I went to bed last night having let go of my faith and I woke up this morning in a pitch-dark room. I didn’t know what to say. I didn’t know how to walk. For someone who believes the connection to God, each other, the planet, and myself, is my spiritual journey, the light had gone out.
I am grieving this morning for all those who voted out of fear. I am grieving for those who felt like they didn’t have a good choice. I am grieving for all women who have experienced the trauma of sexual assault only to be re-traumatized by this election. I am grieving for black and brown brothers and sisters who once again are feeling the danger and oppression that our culture perversely imbues their color. I am grieving for immigrants, documented and undocumented, whose humanity and security is diminished by this vote. I am grieving for Muslims whose faith automatically illicit fear and with impunity demonizes their character. I am grieving for our planet that desperately needs our stewardship and love. I am grieving all those, like me, who have lost their faith.
Kelly McGonigal, PhD., who researches compassion at Stanford University, describes my condition as moral distress—the inability to trust each other and ourselves because of a crisis in our basic belief in goodness. As this morning has progressed and by forces greater than me, I have put one foot in front of the other. Here’s the thing about a pitch-dark room, the only antidote is light and the only light that I completely control is my own. So with faith the size of a mustard seed, I am turning on my light. With a timid heart afraid of being disappointed, hurt and broken, I am turning on the only light that can pierce darkness—love. I’m starting with you, my friends and family—you are easiest to love. Even though my instinct is to close my arms, I am opening my arms and reminding you and me that I see you and I love you.
However, as important as this first step is, I don't feel angel wings or hear sweet kumbayas. In fact the flicker of light illuminates harder questions: How do I love justly? What do I do with my own privilege and explicit and implicit participation in oppression? How do I love without turning a blind eye to injustice? How do I fight for justice without dehumanizing those who dehumanize? In her article, Finding the Good After the Election, Dr. McGonigal has three suggestions:

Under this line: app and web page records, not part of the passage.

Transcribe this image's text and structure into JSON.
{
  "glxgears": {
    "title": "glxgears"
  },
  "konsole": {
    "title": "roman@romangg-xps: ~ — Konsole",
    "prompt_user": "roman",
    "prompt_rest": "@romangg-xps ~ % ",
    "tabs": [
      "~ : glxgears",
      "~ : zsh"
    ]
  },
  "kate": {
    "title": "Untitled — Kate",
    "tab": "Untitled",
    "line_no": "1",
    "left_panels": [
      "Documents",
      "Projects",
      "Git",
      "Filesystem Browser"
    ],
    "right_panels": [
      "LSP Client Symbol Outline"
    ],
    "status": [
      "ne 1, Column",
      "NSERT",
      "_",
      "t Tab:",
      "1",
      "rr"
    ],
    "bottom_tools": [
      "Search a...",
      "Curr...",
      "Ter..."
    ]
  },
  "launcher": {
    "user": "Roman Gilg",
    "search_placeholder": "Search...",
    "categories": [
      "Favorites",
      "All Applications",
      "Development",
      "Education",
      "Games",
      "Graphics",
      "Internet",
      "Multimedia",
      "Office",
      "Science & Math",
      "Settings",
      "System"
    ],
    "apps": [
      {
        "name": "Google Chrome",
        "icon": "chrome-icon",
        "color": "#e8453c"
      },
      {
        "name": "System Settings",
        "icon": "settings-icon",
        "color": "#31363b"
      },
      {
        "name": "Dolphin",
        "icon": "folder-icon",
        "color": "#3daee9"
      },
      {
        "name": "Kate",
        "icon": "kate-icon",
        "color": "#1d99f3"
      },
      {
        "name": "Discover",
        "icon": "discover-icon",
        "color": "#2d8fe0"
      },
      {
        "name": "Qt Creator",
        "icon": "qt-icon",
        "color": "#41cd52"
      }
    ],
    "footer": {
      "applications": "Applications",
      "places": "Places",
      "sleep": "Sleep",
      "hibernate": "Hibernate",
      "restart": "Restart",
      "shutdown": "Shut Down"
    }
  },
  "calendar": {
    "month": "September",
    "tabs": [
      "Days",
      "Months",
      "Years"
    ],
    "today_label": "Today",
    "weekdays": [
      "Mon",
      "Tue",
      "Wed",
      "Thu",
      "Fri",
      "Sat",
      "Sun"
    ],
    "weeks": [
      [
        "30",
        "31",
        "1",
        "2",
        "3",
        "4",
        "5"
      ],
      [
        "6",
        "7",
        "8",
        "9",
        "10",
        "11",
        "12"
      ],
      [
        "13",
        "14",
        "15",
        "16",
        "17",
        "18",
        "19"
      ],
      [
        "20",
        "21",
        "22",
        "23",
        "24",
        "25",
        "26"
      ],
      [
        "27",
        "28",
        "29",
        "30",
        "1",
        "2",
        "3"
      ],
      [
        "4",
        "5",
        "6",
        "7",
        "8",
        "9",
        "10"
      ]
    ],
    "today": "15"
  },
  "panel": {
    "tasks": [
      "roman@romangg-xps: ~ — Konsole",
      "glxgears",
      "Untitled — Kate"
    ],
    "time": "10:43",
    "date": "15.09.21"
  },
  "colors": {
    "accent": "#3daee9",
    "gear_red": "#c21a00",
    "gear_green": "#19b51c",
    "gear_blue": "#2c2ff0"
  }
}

!. Do something.
2. Look for the good.
3. Be the good
I will find my way. I will find my legs again but I won’t do it alone. I need you. We need each other.
Finally I leave you with this anthem by Michael Franti--I think this is what light looks like. My choir has had the blessing of singing with Michael several times and I always feel uplifted.
Daily Bites and Blessings
Welcome to "Daily Bites and Blessings." Pull up a chair. I’ve set a place for you at the table. These edibles are sometimes bitter, sometimes sweet and often they are both. This is a come as you are party. I invite you to bring your compassion, courage, and curiosity as we dine together on life's bounty. May our time together give us more light and more love.